Seven out of ten.
According to the Guttmacher Institute, a pro-abortion nonprofit corporation specializing in sexual and reproductive health research, policy analysis and public education, that is the approximate number of women who report some religious affiliation who seek an abortion every year in America.
These numbers are sobering, indeed. As co-founder and president of Online for Life, a technology-driven nonprofit committed to helping rescue unborn babies and their families from abortion, it makes me wonder: why do so few church leaders address the issue of life from the pulpit?
As part of a fact-finding mission to explore why America's churches have remained largely silent on this issue, I invited Dr. Jim Denison, Founder of the Denison Forum on Truth and Culture, to be a guest on the Online for Life Podcast.
Designed primarily to explore the moral, ethical, and societal drivers and implications of abortion - the semimonthly podcasts have quickly become a leading voice in exploring all aspects of abortion, offering real-life stories, compelling discussions, and competing worldviews.
Recognized as a subject matter expert on cultural and contemporary issues, Dr. Denison offers real-world insights into the church's position regarding abortion in America.

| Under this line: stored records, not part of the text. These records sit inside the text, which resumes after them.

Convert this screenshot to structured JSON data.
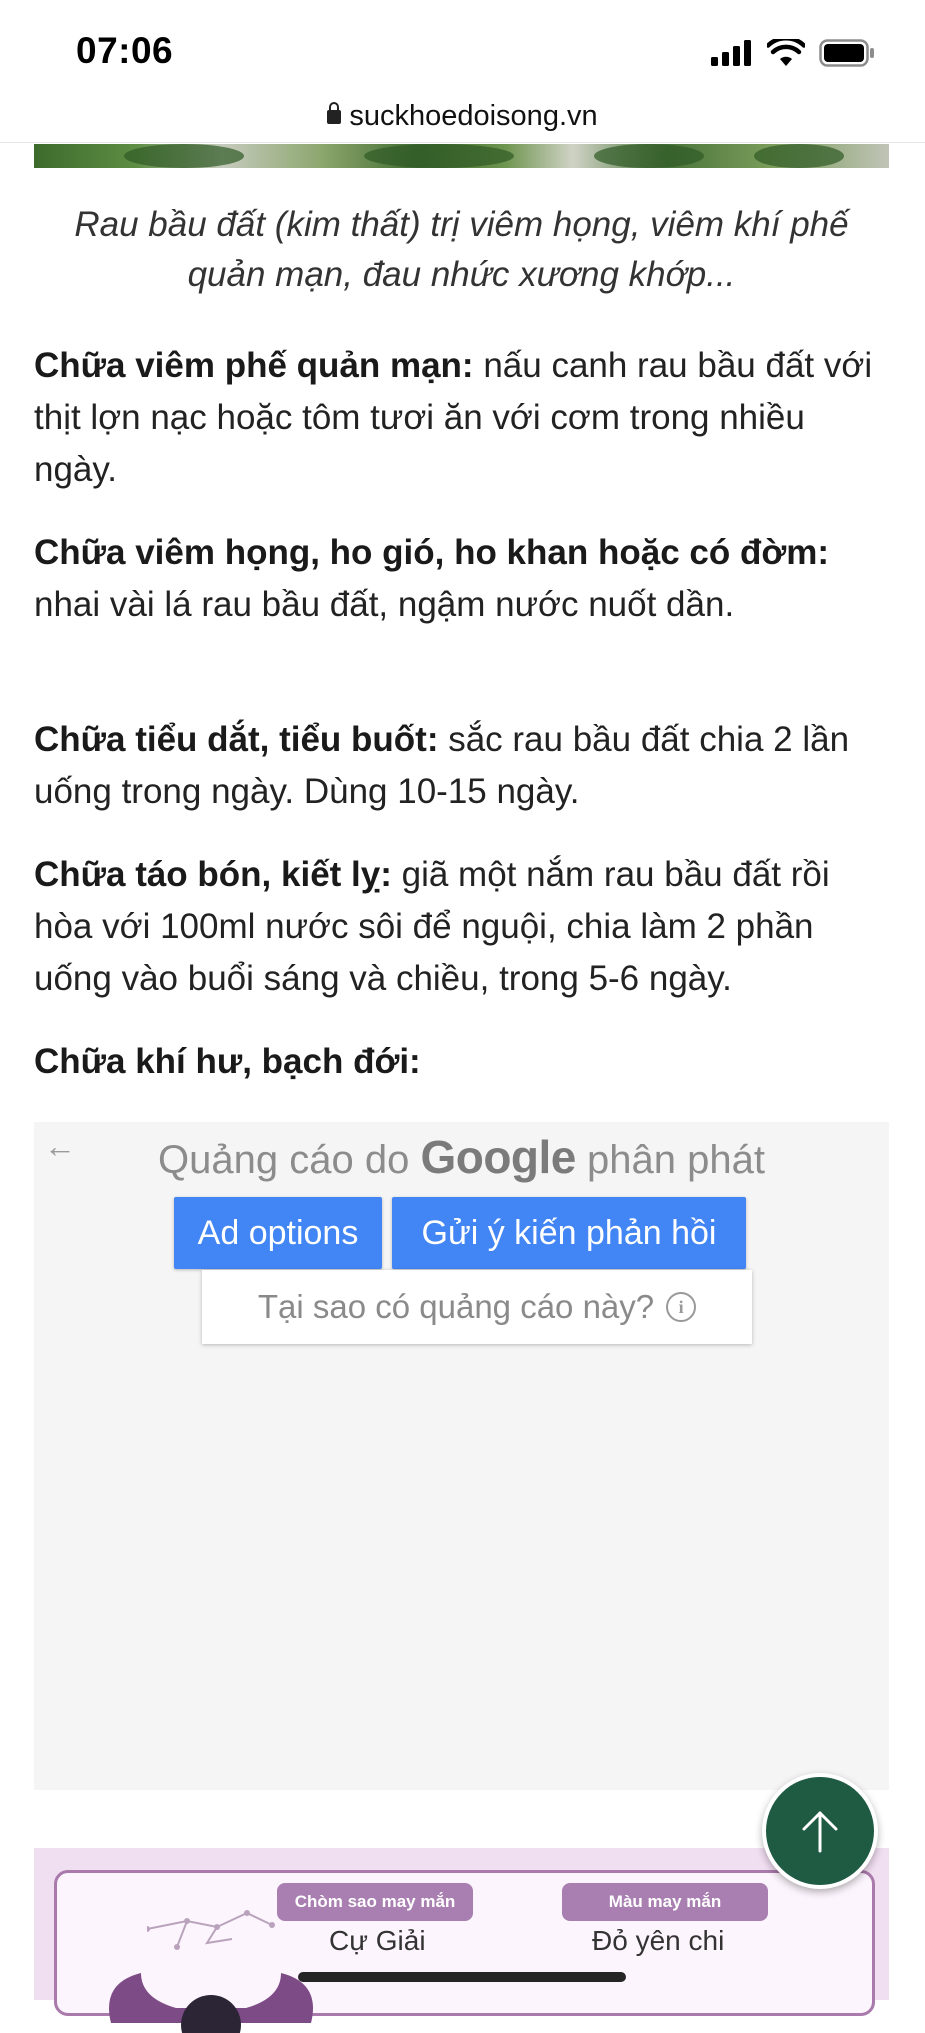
{
  "status": {
    "time": "07:06"
  },
  "browser": {
    "url": "suckhoedoisong.vn"
  },
  "article": {
    "caption": "Rau bầu đất (kim thất) trị viêm họng, viêm khí phế quản mạn, đau nhức xương khớp...",
    "sections": [
      {
        "title": "Chữa viêm phế quản mạn:",
        "text": " nấu canh rau bầu đất với thịt lợn nạc hoặc tôm tươi ăn với cơm trong nhiều ngày."
      },
      {
        "title": "Chữa viêm họng, ho gió, ho khan hoặc có đờm:",
        "text": " nhai vài lá rau bầu đất, ngậm nước nuốt dần."
      },
      {
        "title": "Chữa tiểu dắt, tiểu buốt:",
        "text": " sắc rau bầu đất chia 2 lần uống trong ngày. Dùng 10-15 ngày."
      },
      {
        "title": "Chữa táo bón, kiết lỵ:",
        "text": " giã một nắm rau bầu đất rồi hòa với 100ml nước sôi để nguội, chia làm 2 phần uống vào buổi sáng và chiều, trong 5-6 ngày."
      },
      {
        "title": "Chữa khí hư, bạch đới:",
        "text": ""
      }
    ]
  },
  "ad": {
    "back_label": "←",
    "prefix": "Quảng cáo do",
    "brand": "Google",
    "suffix": "phân phát",
    "options_label": "Ad options",
    "feedback_label": "Gửi ý kiến phản hồi",
    "why_label": "Tại sao có quảng cáo này?",
    "info_symbol": "i"
  },
  "widget": {
    "constellation_label": "Chòm sao may mắn",
    "constellation_value": "Cự Giải",
    "color_label": "Màu may mắn",
    "color_value": "Đỏ yên chi"
  },
  "colors": {
    "ad_button": "#4285f4",
    "scroll_top": "#1f5a43",
    "widget_accent": "#a87fb0"
  },
  "icons": [
    "signal-icon",
    "wifi-icon",
    "battery-icon",
    "lock-icon",
    "back-arrow-icon",
    "info-icon",
    "arrow-up-icon",
    "constellation-icon",
    "horns-icon"
  ]
}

"As culture becomes increasingly dark and chaotic, people want church to be a place of tranquility. They don't want to come to church and grapple with the same issues they deal with on Monday," observes Denison. "This desire for a safe retreat has caused many churchgoers to turn their backs on the most vulnerable among us...the unborn child in the womb."
As a former pastor, Denison is empathetic to the average pastor who struggles to walk a fine line between preaching the truth and stirring up controversy. "Today, churches are more institutionalized than ever, and pastors are under all kinds of pressure."
Denison goes on to explain that 21st century pastors are expected to specialize in therapeutic preaching, rather than hard-hitting expository teaching. According to Denison, "Unfortunately, many pastors avoid controversial issues to help the bottom line."
But when seven out of ten women claim some sort of religious affiliation are turning to abortion, can the Church afford to remain silent?
"For years we've bought into the fiction that as long as I come to church and raise my family, abortion doesn't affect me," Denison comments. "But as we see, the church community is just as plagued by abortion as the rest of the world because we ignore the issue."
This is where organizations like the Denison Forum and Online for Life come in.
Driven by a spirit of compassion and love, Online for Life has made reaching out to post-abortive individuals a part of their business model. "While on the one hand we are primarily working to save babies from abortion, we are also reaching out to post-abortive individuals to help them find healing and forgiveness," says Fisher. "To be sure, it's a delicate balancing act. But if we truly want to change the culture for life, then we must address abortion the way Jesus would, with grace and compassion. No sin is too big for the cross of Christ...not even abortion."
Likewise, Denison is leveraging his organization's influence to speak biblical truth into what he deems as the most important issue of our day.
"Look at what the Bible says about the life of the innocent. God is on the side of the vulnerable and the marginalized. He cares directly for those who are most victimized."
And when it comes to ministering to the women and men facing unplanned pregnancies, both Fisher and Denison stand in agreement. "If the church meets the felt needs of women facing unplanned pregnancies, they will earn the right to share the love of Christ with them," Denison observes.
"We must heal the body, if we want to heal the soul."
You can listen to more of their conversation about protecting the sanctity of life by clicking here.